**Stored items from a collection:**
....................

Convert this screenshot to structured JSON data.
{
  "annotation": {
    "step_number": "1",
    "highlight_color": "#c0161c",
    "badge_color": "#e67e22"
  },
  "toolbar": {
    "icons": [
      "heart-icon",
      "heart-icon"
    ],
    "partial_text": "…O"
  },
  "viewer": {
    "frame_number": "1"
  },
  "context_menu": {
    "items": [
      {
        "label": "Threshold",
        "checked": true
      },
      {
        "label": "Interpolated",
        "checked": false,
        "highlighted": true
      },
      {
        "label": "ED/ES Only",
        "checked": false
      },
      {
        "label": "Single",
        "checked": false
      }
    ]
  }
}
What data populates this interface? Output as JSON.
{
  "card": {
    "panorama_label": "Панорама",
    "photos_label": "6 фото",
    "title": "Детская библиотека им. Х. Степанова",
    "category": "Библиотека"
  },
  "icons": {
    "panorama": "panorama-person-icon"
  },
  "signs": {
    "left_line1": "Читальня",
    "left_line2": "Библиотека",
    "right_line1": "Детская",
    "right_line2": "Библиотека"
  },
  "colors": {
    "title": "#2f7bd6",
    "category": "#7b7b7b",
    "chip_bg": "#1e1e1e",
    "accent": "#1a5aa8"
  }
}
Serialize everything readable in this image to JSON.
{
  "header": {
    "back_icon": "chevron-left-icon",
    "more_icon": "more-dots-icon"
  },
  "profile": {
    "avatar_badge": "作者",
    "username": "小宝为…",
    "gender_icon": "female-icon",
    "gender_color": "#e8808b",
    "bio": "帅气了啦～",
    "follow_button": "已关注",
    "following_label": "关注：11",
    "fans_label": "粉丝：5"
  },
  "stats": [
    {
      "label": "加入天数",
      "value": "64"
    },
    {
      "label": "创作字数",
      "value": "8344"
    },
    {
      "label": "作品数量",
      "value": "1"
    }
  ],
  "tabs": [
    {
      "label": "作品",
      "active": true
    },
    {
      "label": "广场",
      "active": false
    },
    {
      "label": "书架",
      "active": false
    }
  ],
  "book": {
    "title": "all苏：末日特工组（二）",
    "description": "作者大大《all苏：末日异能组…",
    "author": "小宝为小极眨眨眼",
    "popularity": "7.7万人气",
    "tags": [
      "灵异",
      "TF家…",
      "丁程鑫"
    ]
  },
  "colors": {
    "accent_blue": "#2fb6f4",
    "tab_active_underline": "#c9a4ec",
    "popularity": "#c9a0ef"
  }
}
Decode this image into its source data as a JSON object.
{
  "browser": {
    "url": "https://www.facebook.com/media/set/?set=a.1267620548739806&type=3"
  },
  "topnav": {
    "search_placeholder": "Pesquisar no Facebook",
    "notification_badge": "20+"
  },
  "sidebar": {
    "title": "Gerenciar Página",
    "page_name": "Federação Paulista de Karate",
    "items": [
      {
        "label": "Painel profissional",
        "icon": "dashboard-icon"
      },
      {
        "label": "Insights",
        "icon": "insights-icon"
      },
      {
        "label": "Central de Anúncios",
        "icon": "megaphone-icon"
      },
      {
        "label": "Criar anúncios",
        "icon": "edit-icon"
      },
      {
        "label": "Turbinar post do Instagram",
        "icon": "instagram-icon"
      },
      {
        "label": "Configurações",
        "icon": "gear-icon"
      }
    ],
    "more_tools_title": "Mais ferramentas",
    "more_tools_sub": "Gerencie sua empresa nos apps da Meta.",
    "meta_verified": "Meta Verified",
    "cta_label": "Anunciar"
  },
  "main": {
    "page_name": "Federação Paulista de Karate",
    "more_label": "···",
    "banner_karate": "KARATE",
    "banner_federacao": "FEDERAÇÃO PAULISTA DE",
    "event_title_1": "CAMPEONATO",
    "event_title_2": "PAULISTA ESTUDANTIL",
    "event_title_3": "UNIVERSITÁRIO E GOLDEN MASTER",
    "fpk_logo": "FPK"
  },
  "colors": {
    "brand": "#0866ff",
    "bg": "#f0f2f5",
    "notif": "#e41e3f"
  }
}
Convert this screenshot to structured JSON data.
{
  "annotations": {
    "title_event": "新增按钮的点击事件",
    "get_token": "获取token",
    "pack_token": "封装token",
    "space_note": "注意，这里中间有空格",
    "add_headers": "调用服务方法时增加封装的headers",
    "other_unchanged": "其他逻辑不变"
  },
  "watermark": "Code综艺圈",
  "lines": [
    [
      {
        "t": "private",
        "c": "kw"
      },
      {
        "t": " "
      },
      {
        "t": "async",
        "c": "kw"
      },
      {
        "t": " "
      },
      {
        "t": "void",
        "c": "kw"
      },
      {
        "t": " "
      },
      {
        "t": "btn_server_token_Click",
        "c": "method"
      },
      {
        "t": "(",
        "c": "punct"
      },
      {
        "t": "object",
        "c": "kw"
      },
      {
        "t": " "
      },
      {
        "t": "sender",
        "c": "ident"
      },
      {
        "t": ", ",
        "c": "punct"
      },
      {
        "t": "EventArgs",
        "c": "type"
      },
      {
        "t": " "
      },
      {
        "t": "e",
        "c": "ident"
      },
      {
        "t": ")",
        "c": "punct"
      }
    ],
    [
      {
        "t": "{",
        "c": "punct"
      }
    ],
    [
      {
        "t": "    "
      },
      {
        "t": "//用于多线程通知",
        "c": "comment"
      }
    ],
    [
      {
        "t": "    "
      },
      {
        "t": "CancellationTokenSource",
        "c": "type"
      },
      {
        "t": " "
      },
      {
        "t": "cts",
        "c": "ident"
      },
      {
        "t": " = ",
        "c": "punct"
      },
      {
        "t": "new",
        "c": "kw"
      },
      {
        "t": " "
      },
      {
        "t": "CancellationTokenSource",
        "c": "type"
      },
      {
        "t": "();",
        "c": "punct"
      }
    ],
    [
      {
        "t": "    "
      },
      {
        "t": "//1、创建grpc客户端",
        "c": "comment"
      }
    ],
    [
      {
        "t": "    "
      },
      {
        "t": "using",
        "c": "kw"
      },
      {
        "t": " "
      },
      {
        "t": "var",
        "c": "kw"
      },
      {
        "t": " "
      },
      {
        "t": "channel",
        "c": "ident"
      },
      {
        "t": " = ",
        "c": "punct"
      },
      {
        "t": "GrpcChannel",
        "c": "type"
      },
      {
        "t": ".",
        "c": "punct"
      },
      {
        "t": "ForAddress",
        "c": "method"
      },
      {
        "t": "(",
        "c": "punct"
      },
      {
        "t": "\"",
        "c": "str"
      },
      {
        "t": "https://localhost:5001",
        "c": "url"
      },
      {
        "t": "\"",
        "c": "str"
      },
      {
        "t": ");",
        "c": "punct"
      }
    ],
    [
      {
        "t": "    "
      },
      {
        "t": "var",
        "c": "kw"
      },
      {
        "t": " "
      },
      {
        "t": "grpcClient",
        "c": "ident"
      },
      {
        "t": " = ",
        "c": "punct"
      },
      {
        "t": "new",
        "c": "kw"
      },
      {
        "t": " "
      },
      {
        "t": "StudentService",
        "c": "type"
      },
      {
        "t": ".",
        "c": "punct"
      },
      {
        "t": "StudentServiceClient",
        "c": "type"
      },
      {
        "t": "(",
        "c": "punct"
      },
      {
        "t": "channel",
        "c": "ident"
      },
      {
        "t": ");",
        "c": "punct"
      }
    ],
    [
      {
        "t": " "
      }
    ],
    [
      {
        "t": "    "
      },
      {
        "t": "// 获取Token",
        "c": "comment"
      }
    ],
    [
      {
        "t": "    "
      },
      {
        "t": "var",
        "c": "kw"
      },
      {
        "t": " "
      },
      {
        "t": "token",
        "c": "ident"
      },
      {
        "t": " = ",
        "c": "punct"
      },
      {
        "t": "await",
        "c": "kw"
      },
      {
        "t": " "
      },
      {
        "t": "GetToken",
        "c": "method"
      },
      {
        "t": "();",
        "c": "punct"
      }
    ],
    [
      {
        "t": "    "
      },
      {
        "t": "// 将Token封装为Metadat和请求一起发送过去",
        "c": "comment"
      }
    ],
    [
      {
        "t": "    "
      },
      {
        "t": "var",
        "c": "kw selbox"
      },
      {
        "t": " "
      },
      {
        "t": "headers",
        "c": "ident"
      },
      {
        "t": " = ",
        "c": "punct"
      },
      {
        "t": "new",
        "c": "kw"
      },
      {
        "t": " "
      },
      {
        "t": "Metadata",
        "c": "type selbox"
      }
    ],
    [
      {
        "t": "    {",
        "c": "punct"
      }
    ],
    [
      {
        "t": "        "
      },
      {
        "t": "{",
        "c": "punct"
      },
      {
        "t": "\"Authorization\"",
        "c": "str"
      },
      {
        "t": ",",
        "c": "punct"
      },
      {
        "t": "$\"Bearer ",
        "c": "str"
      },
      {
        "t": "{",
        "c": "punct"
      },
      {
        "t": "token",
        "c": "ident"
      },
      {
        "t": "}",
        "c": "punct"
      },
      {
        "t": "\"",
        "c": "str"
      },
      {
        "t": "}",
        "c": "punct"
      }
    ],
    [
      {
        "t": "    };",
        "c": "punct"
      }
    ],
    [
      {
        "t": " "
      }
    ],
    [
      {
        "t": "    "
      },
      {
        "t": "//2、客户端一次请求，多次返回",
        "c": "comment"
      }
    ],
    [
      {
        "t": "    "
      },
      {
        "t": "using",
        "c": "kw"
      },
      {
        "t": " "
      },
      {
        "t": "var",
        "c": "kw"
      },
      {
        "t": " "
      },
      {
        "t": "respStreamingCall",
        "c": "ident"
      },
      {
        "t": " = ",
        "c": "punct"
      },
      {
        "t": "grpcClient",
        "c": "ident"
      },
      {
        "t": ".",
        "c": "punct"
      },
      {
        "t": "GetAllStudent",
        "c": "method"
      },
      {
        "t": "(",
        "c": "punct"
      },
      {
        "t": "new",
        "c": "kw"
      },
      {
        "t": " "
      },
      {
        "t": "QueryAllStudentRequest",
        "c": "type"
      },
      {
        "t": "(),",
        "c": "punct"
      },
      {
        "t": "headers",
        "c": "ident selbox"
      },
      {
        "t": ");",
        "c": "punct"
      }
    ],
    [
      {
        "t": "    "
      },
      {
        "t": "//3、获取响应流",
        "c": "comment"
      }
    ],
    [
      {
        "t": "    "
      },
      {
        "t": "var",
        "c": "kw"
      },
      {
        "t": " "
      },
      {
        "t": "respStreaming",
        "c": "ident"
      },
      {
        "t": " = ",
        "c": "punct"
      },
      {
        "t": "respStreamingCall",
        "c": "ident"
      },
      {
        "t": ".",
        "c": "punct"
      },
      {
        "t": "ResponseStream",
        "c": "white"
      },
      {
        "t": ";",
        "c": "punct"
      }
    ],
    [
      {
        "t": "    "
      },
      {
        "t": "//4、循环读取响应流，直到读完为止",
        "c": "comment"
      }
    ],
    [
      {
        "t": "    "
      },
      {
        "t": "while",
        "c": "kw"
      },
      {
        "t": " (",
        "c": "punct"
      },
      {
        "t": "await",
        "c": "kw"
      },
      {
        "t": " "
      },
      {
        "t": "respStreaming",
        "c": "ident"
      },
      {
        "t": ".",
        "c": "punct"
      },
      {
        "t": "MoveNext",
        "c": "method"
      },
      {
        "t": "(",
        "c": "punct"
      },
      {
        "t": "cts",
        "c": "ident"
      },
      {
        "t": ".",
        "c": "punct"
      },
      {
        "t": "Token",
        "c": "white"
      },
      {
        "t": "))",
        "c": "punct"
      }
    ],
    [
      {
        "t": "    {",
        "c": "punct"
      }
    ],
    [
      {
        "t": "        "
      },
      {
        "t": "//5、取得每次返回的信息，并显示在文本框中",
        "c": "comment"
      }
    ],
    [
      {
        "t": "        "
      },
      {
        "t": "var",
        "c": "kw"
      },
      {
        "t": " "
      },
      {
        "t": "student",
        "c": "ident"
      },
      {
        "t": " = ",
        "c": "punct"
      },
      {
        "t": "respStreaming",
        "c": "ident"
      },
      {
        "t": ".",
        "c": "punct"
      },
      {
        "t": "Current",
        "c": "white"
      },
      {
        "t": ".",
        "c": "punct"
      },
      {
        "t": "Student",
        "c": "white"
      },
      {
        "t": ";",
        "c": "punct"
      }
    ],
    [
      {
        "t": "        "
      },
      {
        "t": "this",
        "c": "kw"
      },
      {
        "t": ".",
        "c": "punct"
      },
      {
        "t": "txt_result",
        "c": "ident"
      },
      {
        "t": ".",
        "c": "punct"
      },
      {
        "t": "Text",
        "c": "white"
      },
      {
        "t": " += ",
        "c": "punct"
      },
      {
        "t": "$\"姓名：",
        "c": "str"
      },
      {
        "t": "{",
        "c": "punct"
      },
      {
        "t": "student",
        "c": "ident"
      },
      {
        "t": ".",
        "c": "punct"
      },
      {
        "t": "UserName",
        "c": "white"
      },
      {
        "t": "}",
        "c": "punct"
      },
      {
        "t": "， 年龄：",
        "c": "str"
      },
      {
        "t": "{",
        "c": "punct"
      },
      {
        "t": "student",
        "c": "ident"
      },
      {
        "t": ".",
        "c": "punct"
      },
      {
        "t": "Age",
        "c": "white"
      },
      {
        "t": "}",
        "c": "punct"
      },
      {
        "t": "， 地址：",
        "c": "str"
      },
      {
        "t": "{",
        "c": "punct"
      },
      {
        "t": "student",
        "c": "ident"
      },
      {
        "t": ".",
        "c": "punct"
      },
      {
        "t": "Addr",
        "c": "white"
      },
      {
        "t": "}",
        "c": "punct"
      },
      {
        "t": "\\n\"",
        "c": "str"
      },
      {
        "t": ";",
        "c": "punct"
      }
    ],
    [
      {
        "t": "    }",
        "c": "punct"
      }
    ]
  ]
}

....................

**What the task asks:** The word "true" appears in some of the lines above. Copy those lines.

**Result of the exercise:**
        "checked": true
        "highlighted": true
      "active": true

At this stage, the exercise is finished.